 The mandate of my office is to help ensure that the rights of victims and survivors of crime are respected and upheld and that the federal government meets its obligations to victims. This includes ensuring that victims and their families have access to federal programs and services specifically designed for their support. In addition to our ongoing efforts to help individual victims, we also have a responsibility to identify and bring forward emerging and systemic issues that impact negatively on victims of crime at the federal level. In doing so, we work closely with victim service providers and a host of other government and non-government stakeholders on our common goal of building a justice system that better serves everyone in Canada.
September 3, 2020
Federal Ombudsman for Victims of Crime
Office of the Federal Ombudsman for Victims of Crime
Dear Ombudsman Illingworth:
I hope this letter findsyou and your loved ones well and safe during this unprecedented time.
I would like to thank you for your correspondence, as well as for sharing the Community-Based Anti-Violence Worker Wellness: A Review of the Literature and Recommendations for the Office of the Federal Ombudsman for Victims of Crime report. Together, they illustrate a powerfulportrait of the realities faced by our frontline heroes working in community-based anti-violenceorganizations.
Gender-based violence is one of the most pervasive, deadly and deeply-rooted human rights violations of our time and our Government continues to be committed to preventing and addressing gender-based violence in all its forms. I am grateful to have your advocacy and support to address these issues.
The COVID-19 pandemic has amplified and exacerbated existing gaps in the gender-based violence support system, highlighting issues that anti-violence workers have been pointing to fordecades, such as underfunding. COVID-19 and the gender-based violence “shadow pandemic” have underscored the critical importance of these service-providing organizations. This is why our Government acted quickly and distributed up to $50 million in emergency funding to women’s shelters and sexual assault centres to ensure the continuity and viability of their services during the pandemic.

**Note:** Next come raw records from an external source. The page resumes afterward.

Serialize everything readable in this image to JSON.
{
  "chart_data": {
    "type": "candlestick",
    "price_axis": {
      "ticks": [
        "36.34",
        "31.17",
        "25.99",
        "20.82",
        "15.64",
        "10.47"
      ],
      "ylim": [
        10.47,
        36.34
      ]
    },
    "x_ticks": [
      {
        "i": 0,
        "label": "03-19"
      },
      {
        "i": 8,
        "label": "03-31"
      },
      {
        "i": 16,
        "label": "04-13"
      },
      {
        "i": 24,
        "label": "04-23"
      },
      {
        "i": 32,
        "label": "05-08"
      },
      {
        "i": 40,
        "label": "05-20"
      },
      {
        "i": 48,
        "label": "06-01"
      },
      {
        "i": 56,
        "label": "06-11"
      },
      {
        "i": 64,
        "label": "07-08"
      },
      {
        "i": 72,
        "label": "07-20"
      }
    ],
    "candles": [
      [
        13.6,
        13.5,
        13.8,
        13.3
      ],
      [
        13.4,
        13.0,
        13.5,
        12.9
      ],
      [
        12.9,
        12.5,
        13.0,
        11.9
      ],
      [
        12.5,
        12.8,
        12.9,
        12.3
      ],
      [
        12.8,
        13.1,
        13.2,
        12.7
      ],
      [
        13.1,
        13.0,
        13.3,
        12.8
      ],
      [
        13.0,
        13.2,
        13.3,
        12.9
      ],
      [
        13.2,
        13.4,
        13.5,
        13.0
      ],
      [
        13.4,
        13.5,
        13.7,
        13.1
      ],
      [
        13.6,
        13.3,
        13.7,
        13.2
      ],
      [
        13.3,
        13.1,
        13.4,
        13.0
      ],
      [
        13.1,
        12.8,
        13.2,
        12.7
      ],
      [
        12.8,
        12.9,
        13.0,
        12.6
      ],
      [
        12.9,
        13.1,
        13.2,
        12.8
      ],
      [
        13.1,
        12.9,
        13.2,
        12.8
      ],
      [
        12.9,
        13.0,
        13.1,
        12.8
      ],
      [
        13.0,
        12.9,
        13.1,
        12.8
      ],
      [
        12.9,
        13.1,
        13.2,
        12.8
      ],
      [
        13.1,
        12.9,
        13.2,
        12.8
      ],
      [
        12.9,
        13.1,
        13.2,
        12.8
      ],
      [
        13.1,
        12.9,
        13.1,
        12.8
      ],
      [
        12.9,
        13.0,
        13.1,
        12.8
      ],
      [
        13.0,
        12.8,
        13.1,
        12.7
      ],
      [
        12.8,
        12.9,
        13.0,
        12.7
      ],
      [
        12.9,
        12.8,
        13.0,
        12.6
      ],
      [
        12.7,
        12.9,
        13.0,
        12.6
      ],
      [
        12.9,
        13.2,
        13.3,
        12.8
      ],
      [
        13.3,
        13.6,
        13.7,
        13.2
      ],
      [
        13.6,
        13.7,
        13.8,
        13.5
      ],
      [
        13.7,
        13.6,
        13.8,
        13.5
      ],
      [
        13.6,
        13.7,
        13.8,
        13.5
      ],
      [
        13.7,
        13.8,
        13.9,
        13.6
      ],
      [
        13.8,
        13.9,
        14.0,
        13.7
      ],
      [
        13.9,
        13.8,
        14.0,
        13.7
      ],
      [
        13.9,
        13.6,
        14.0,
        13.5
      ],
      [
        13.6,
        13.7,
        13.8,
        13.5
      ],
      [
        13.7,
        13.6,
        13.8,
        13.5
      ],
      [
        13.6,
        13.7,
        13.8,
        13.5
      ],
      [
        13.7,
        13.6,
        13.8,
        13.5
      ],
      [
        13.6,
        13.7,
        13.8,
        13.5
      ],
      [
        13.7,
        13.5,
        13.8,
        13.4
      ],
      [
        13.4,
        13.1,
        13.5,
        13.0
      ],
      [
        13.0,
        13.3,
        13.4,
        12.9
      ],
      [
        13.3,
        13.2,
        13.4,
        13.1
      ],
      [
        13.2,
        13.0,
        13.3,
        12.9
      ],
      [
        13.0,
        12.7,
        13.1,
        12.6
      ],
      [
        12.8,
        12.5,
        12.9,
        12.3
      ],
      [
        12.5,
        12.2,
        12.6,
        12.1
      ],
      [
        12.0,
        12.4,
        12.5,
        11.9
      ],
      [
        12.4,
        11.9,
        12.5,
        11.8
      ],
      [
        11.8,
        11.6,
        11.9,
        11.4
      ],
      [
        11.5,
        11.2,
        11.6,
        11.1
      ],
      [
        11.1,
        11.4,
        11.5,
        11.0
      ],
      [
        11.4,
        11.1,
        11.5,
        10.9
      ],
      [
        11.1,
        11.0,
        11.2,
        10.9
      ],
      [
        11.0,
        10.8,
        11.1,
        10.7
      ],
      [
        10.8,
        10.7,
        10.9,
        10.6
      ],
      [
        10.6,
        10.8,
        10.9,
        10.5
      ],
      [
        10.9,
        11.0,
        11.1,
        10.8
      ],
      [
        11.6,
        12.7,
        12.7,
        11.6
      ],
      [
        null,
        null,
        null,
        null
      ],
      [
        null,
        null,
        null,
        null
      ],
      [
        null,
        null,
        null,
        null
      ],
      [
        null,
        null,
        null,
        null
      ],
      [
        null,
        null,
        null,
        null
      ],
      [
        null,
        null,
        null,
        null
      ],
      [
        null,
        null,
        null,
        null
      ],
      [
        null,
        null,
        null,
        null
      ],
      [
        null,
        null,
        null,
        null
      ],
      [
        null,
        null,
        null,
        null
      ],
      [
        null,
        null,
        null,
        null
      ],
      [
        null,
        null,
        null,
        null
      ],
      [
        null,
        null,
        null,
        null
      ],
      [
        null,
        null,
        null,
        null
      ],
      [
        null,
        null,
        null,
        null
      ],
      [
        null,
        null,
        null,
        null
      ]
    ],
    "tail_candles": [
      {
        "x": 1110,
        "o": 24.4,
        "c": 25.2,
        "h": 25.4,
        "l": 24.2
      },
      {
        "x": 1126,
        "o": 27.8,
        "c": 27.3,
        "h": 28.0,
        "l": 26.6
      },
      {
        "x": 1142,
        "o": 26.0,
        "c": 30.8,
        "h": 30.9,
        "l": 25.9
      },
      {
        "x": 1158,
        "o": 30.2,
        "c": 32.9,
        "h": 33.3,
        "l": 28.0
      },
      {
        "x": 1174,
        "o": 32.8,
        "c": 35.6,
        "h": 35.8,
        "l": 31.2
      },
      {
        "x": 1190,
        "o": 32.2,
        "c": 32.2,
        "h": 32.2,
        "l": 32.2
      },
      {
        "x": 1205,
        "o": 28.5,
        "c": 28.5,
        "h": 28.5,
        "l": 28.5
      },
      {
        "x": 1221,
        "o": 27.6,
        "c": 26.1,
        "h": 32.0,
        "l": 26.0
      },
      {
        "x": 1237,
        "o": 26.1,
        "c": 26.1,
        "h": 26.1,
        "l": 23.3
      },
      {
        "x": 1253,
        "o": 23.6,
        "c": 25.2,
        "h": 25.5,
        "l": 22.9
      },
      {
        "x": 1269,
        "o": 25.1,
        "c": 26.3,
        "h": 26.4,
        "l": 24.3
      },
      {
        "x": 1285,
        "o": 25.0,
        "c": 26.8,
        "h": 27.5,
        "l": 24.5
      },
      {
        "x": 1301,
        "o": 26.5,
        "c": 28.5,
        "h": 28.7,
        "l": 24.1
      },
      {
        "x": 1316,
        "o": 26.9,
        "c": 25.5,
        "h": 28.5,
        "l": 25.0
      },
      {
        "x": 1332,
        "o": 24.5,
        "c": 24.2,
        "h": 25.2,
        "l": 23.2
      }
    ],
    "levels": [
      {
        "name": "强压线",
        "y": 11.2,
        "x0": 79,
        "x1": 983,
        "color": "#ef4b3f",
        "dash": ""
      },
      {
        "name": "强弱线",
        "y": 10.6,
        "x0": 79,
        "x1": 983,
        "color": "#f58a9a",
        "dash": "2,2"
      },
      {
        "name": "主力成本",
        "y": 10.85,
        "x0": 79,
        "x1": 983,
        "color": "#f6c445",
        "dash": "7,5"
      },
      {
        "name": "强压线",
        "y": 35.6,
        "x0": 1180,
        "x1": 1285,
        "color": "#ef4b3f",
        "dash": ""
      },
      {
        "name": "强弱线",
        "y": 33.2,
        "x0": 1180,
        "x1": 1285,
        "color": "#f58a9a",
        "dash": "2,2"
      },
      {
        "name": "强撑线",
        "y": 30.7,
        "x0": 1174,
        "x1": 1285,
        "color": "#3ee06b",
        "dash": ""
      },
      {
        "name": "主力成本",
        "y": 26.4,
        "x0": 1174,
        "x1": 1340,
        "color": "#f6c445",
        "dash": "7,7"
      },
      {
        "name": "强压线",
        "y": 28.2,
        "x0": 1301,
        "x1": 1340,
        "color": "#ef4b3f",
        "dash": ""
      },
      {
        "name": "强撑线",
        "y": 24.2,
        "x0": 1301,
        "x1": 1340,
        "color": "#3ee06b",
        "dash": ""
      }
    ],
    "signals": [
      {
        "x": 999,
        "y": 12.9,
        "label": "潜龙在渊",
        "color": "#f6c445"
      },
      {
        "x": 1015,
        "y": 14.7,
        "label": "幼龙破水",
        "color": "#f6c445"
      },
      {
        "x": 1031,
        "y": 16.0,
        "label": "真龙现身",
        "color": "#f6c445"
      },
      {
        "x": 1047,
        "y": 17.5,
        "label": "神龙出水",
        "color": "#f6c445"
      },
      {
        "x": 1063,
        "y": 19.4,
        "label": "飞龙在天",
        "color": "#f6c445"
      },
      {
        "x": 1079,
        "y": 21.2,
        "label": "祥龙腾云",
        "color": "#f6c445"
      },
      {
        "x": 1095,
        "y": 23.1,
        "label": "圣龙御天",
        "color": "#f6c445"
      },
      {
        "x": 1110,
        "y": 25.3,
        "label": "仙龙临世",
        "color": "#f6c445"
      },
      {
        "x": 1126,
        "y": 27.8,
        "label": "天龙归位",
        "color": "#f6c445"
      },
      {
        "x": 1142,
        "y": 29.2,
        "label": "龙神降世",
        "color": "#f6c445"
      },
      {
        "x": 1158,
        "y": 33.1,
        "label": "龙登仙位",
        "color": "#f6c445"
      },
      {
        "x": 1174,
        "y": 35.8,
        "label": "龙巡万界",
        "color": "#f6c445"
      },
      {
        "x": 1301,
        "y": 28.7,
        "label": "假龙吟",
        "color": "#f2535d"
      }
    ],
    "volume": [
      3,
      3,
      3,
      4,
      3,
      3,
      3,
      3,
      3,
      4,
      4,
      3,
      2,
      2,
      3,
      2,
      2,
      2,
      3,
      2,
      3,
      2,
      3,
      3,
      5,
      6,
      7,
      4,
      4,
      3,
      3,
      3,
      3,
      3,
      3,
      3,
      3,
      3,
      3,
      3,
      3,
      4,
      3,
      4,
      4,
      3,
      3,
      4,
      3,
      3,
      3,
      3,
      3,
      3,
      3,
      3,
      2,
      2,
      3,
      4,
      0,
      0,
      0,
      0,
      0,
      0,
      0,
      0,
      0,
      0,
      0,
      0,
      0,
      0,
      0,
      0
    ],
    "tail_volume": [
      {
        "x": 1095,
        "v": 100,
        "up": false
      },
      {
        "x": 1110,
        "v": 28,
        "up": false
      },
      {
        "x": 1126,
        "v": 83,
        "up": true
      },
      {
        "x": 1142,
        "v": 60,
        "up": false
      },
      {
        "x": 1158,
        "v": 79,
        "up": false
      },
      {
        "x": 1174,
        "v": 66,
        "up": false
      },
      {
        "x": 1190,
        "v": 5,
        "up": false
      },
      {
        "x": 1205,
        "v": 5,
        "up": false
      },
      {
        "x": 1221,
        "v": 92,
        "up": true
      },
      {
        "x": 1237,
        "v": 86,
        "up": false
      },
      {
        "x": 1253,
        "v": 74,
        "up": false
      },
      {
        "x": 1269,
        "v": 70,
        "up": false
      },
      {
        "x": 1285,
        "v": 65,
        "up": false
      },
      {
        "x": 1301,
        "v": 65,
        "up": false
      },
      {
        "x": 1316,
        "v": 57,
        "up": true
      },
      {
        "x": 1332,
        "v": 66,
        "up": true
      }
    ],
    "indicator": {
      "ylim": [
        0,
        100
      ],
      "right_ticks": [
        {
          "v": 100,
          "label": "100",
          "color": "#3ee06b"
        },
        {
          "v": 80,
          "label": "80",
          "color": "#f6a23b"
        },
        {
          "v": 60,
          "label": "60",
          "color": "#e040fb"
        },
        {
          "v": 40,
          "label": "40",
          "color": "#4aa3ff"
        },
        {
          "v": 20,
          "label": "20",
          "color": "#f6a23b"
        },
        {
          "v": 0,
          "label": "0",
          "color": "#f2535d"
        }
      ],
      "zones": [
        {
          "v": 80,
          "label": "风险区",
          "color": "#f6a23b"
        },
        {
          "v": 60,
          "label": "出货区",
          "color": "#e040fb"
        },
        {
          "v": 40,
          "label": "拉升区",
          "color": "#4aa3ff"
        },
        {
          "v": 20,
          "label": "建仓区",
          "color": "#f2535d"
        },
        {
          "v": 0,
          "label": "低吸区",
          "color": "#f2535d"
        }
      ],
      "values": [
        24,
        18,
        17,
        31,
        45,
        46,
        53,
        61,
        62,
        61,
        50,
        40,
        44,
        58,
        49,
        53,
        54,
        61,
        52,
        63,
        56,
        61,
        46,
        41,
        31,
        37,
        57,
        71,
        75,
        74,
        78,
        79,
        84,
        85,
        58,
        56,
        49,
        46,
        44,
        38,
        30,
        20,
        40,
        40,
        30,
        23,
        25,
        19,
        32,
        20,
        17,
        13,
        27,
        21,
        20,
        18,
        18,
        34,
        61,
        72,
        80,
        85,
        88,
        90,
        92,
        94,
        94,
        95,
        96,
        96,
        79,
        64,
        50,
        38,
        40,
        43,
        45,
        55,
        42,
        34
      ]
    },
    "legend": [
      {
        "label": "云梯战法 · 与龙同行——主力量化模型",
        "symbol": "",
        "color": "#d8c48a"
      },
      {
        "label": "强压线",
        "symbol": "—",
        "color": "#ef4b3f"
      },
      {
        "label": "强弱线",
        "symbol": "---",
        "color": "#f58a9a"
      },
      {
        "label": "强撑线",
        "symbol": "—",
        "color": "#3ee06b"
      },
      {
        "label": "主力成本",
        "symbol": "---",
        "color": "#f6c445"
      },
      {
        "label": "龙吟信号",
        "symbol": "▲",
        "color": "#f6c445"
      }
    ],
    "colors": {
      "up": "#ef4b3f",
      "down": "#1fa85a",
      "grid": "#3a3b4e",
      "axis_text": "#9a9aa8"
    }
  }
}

While these concrete efforts have provided immediate relief where it was needed most, I recognize that more needs to be done. Wellness amongst anti-violence workers is a gender equality issue, given the over representation of women working in the sector, as well as the fact that women make up the majority of those seeking supports from the sector.
Prior to the COVID-19 pandemic, my team and I had begun to build on the foundation laid by the first-ever federal gender-based violence strategy to develop a National Action Plan to End Gender-Based Violence. Through ongoing engagements over the last 5years, Canadians have provided the Government of Canada with a clear set of priorities for this Plan. Furthermore, during the engagements that have taken place since the start of the COVID-19 pandemic, experts and advocates from across the country have reconfirmed this set of priorities and have impressed upon us the urgency that COVID-19 has brought to these long-standing needs.
I look forward to continuing this discussion with you as we develop the National Action Plan.Your insight will be important in developing a whole-of-government and national response to the ongoing systemic barriers and difficulties faced by anti-violence workers.
Thank you for writing to me about this important issue and for your active advocacy and support for anti-violence workers and survivors alike. Despite these challenging times, we remain committed to our priorities and will continue to deliver for Canadians who are counting on us. I want to assure you that we will continue to respond to the current situation presented by COVID-19, while continuing our long-term goals of advancing gender equality and eliminating gender-based violence.
The Honourable Maryam Monsef, P.C., M.P.
Minister for Women and Gender Equality and Rural Economic Development